The total estimated cost of the scheme in July 2005 was £69.455 million. The business case has raised a number of issues, including modelling, appraisal and costs which require further clarification. My officials are working closely with the council and once these outstanding issues have been resolved we hope to be in a position to make a decision on whether to grant programme entry for the proposed scheme.
Mr. Hancock: To ask the Secretary of State for Transport what the changes have been in her Departments carbon footprint policy in the last three years as a result of (a) the fall in the relative price of motoring and (b) the increase in travelling by public transport; and if she will make a statement. 
Jim Fitzpatrick: Since undertaking joint responsibility for the Governments public service agreement on climate change in 2004, the Department for Transport has continued to develop policy to reduce the climate change impact of transport. Policies in this area can be summarised as action to:
improve the fuels that we in the UK consume (eg by reducing their fossil carbon content),
improve the vehicles we use, for example increasing their efficiency,
improve the way we travel and the choices we all make, for example encouraging use of more sustainable modes and smarter driving techniques, and
reduce the Departments own carbon footprint from its operations (as set out in our Sustainable Development Action Plan)
Changes to the relative cost of private motoring compared to public transport costs are taken into account in the Departments transport modelling. Increases in public transport patronage are also forecast and policy decisions are made in the light of factors such as these.
Jim Fitzpatrick: Until 2006, funding for the promotion of low emission vehicles was provided to the Energy Saving Trust as part of the TransportEnergy programme, which promoted and provided grants.
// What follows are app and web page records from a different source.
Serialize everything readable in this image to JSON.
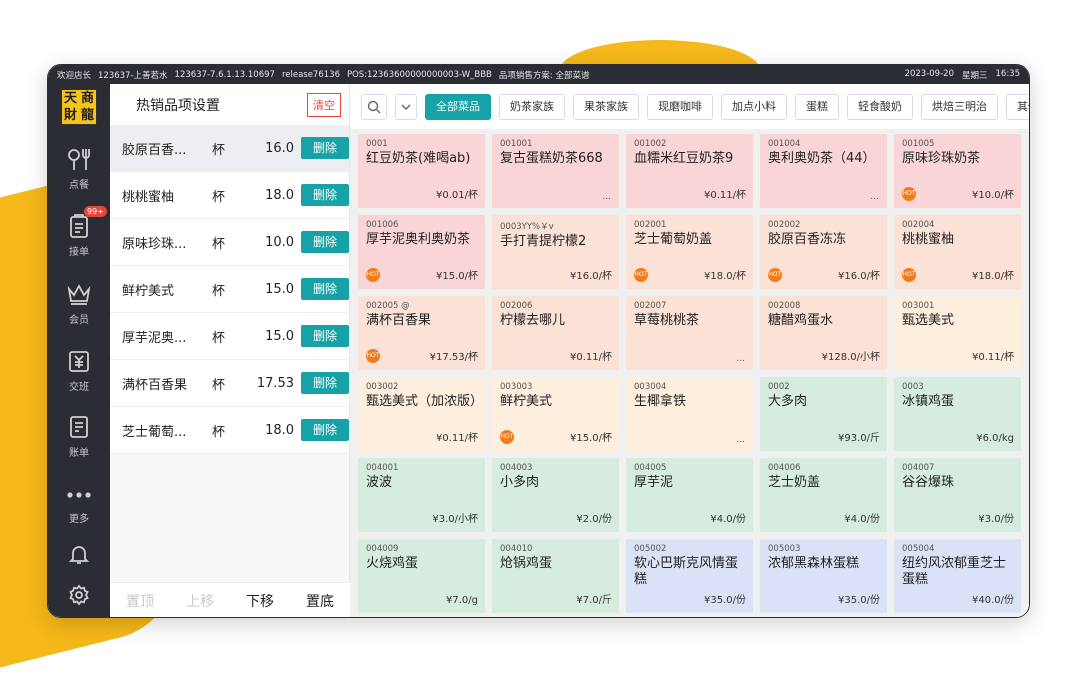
{
  "status_bar": {
    "items": [
      "欢迎店长",
      "123637-上善若水",
      "123637-7.6.1.13.10697",
      "release76136",
      "POS:12363600000000003-W_BBB",
      "品项销售方案: 全部菜谱"
    ],
    "date": "2023-09-20",
    "weekday": "星期三",
    "time": "16:35"
  },
  "logo": [
    "天",
    "商",
    "財",
    "龍"
  ],
  "nav": {
    "items": [
      {
        "label": "点餐",
        "icon": "fork-knife-icon"
      },
      {
        "label": "接单",
        "icon": "clipboard-icon",
        "badge": "99+"
      },
      {
        "label": "会员",
        "icon": "crown-icon"
      },
      {
        "label": "交班",
        "icon": "cash-register-icon"
      },
      {
        "label": "账单",
        "icon": "bill-icon"
      },
      {
        "label": "更多",
        "icon": "more-icon"
      }
    ],
    "bottom_icons": [
      "bell-icon",
      "settings-icon"
    ]
  },
  "left_panel": {
    "title": "热销品项设置",
    "clear_label": "清空",
    "delete_label": "删除",
    "rows": [
      {
        "name": "胶原百香...",
        "unit": "杯",
        "price": "16.0"
      },
      {
        "name": "桃桃蜜柚",
        "unit": "杯",
        "price": "18.0"
      },
      {
        "name": "原味珍珠...",
        "unit": "杯",
        "price": "10.0"
      },
      {
        "name": "鲜柠美式",
        "unit": "杯",
        "price": "15.0"
      },
      {
        "name": "厚芋泥奥...",
        "unit": "杯",
        "price": "15.0"
      },
      {
        "name": "满杯百香果",
        "unit": "杯",
        "price": "17.53"
      },
      {
        "name": "芝士葡萄...",
        "unit": "杯",
        "price": "18.0"
      }
    ],
    "footer": {
      "top": "置顶",
      "up": "上移",
      "down": "下移",
      "bottom": "置底"
    }
  },
  "categories": [
    "全部菜品",
    "奶茶家族",
    "果茶家族",
    "现磨咖啡",
    "加点小料",
    "蛋糕",
    "轻食酸奶",
    "烘焙三明治",
    "其他"
  ],
  "hot_label": "HOT",
  "dishes": [
    {
      "code": "0001",
      "name": "红豆奶茶(难喝ab)",
      "price": "¥0.01/杯",
      "color": "pink"
    },
    {
      "code": "001001",
      "name": "复古蛋糕奶茶668",
      "price": "...",
      "color": "pink"
    },
    {
      "code": "001002",
      "name": "血糯米红豆奶茶9",
      "price": "¥0.11/杯",
      "color": "pink"
    },
    {
      "code": "001004",
      "name": "奥利奥奶茶（44）",
      "price": "...",
      "color": "pink"
    },
    {
      "code": "001005",
      "name": "原味珍珠奶茶",
      "price": "¥10.0/杯",
      "color": "pink",
      "hot": true
    },
    {
      "code": "001006",
      "name": "厚芋泥奥利奥奶茶",
      "price": "¥15.0/杯",
      "color": "pink",
      "hot": true
    },
    {
      "code": "0003YY%￥v",
      "name": "手打青提柠檬2",
      "price": "¥16.0/杯",
      "color": "peach"
    },
    {
      "code": "002001",
      "name": "芝士葡萄奶盖",
      "price": "¥18.0/杯",
      "color": "peach",
      "hot": true
    },
    {
      "code": "002002",
      "name": "胶原百香冻冻",
      "price": "¥16.0/杯",
      "color": "peach",
      "hot": true
    },
    {
      "code": "002004",
      "name": "桃桃蜜柚",
      "price": "¥18.0/杯",
      "color": "peach",
      "hot": true
    },
    {
      "code": "002005 @",
      "name": "满杯百香果",
      "price": "¥17.53/杯",
      "color": "peach",
      "hot": true
    },
    {
      "code": "002006",
      "name": "柠檬去哪儿",
      "price": "¥0.11/杯",
      "color": "peach"
    },
    {
      "code": "002007",
      "name": "草莓桃桃茶",
      "price": "...",
      "color": "peach"
    },
    {
      "code": "002008",
      "name": "糖醋鸡蛋水",
      "price": "¥128.0/小杯",
      "color": "peach"
    },
    {
      "code": "003001",
      "name": "甄选美式",
      "price": "¥0.11/杯",
      "color": "cream"
    },
    {
      "code": "003002",
      "name": "甄选美式（加浓版）",
      "price": "¥0.11/杯",
      "color": "cream"
    },
    {
      "code": "003003",
      "name": "鲜柠美式",
      "price": "¥15.0/杯",
      "color": "cream",
      "hot": true
    },
    {
      "code": "003004",
      "name": "生椰拿铁",
      "price": "...",
      "color": "cream"
    },
    {
      "code": "0002",
      "name": "大多肉",
      "price": "¥93.0/斤",
      "color": "green"
    },
    {
      "code": "0003",
      "name": "冰镇鸡蛋",
      "price": "¥6.0/kg",
      "color": "green"
    },
    {
      "code": "004001",
      "name": "波波",
      "price": "¥3.0/小杯",
      "color": "green"
    },
    {
      "code": "004003",
      "name": "小多肉",
      "price": "¥2.0/份",
      "color": "green"
    },
    {
      "code": "004005",
      "name": "厚芋泥",
      "price": "¥4.0/份",
      "color": "green"
    },
    {
      "code": "004006",
      "name": "芝士奶盖",
      "price": "¥4.0/份",
      "color": "green"
    },
    {
      "code": "004007",
      "name": "谷谷爆珠",
      "price": "¥3.0/份",
      "color": "green"
    },
    {
      "code": "004009",
      "name": "火烧鸡蛋",
      "price": "¥7.0/g",
      "color": "green"
    },
    {
      "code": "004010",
      "name": "炝锅鸡蛋",
      "price": "¥7.0/斤",
      "color": "green"
    },
    {
      "code": "005002",
      "name": "软心巴斯克风情蛋糕",
      "price": "¥35.0/份",
      "color": "blue"
    },
    {
      "code": "005003",
      "name": "浓郁黑森林蛋糕",
      "price": "¥35.0/份",
      "color": "blue"
    },
    {
      "code": "005004",
      "name": "纽约风浓郁重芝士蛋糕",
      "price": "¥40.0/份",
      "color": "blue"
    }
  ]
}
Funding allocated for the TransportEnergy programme was: 2002-03 £16.446 million, 2003-04 £26.221 million, 2004-05 £20.943 million, 2005-06 £22 million.
In 2005 these funds were reviewed and re-focused. In 2006-07 £9 million was allocated to the Energy Saving Trust transport programmes. £5 million was allocated to the transport elements of the new Act On CO2 consumer communications campaign, which promotes lower CO2 cars and driving behaviours. £3.5 million was allocated to the Freight Best Practice and Safe and Fuel Efficient Driving programmes which promote fuel efficient logistics, vehicles and driving behaviour in the
haulage industry. Funds were also allocated to support the development of the Renewable Transport Fuels Obligation and feasibility studies, into new programmes such as a green transport accreditation programme for UK businesses.
Ms Rosie Winterton: The Department for Transport is working closely with Transport for London to support the implementation of the Mayors London Low Emission Zone. The Department also liaises with local authorities via the Low Emissions Strategy forum, which shares knowledge and best practice to help local authorities to improve air quality, including low emission zones.
|Number of licensed cars at year end|
|CO 2 emissions||2002||2003||2004||2005||2006|
| Note:(1) CO2 emissions data were not collected for cars registered before 1 March 2001. In addition, emissions data are not available for a small number of cars registered after this date.|